TASK MATERIAL —
# # #

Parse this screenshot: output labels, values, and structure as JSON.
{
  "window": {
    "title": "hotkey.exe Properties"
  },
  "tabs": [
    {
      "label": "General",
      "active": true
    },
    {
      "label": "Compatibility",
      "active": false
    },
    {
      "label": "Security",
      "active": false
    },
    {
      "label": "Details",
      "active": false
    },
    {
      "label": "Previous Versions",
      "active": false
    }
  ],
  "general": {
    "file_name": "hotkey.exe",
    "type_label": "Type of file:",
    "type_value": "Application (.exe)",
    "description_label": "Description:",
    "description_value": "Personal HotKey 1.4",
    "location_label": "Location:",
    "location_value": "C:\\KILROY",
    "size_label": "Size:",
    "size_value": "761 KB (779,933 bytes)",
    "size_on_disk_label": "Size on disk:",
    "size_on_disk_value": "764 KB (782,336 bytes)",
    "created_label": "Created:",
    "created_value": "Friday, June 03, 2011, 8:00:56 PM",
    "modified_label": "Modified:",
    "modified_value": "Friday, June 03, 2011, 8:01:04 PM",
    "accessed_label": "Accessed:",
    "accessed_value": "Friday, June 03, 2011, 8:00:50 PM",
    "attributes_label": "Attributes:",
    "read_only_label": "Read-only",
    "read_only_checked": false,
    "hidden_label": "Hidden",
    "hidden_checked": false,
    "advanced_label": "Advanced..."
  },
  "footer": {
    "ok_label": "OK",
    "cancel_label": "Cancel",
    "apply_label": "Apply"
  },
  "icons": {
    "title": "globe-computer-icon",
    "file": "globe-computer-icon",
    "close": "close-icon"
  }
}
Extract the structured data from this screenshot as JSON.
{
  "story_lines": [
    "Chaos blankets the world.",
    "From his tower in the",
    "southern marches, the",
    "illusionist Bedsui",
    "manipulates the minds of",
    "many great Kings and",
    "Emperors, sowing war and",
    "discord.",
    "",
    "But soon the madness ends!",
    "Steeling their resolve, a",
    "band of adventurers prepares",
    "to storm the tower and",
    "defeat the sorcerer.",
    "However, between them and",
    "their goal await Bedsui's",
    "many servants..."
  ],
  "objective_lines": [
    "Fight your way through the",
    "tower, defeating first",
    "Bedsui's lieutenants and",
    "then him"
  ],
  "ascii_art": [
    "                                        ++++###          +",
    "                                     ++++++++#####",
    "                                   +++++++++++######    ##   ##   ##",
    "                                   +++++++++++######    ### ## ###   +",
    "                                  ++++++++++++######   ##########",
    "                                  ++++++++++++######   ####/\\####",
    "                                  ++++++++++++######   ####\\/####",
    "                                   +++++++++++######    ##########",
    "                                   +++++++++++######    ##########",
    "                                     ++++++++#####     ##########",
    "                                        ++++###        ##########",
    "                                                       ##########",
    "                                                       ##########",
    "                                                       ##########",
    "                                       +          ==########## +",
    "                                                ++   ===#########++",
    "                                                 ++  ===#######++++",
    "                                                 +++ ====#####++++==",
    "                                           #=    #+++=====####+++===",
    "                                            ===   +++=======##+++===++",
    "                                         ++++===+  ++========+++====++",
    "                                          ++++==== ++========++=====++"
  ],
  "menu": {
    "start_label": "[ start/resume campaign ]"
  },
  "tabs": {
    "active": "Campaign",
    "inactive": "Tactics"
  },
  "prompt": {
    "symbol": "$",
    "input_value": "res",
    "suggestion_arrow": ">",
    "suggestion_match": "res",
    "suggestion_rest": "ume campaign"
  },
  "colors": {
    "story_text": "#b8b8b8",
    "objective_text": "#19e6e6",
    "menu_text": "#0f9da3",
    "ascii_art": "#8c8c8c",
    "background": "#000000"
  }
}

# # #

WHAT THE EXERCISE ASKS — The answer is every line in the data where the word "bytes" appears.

ANSWER BOX —
    "size_value": "761 KB (779,933 bytes)",
    "size_on_disk_value": "764 KB (782,336 bytes)",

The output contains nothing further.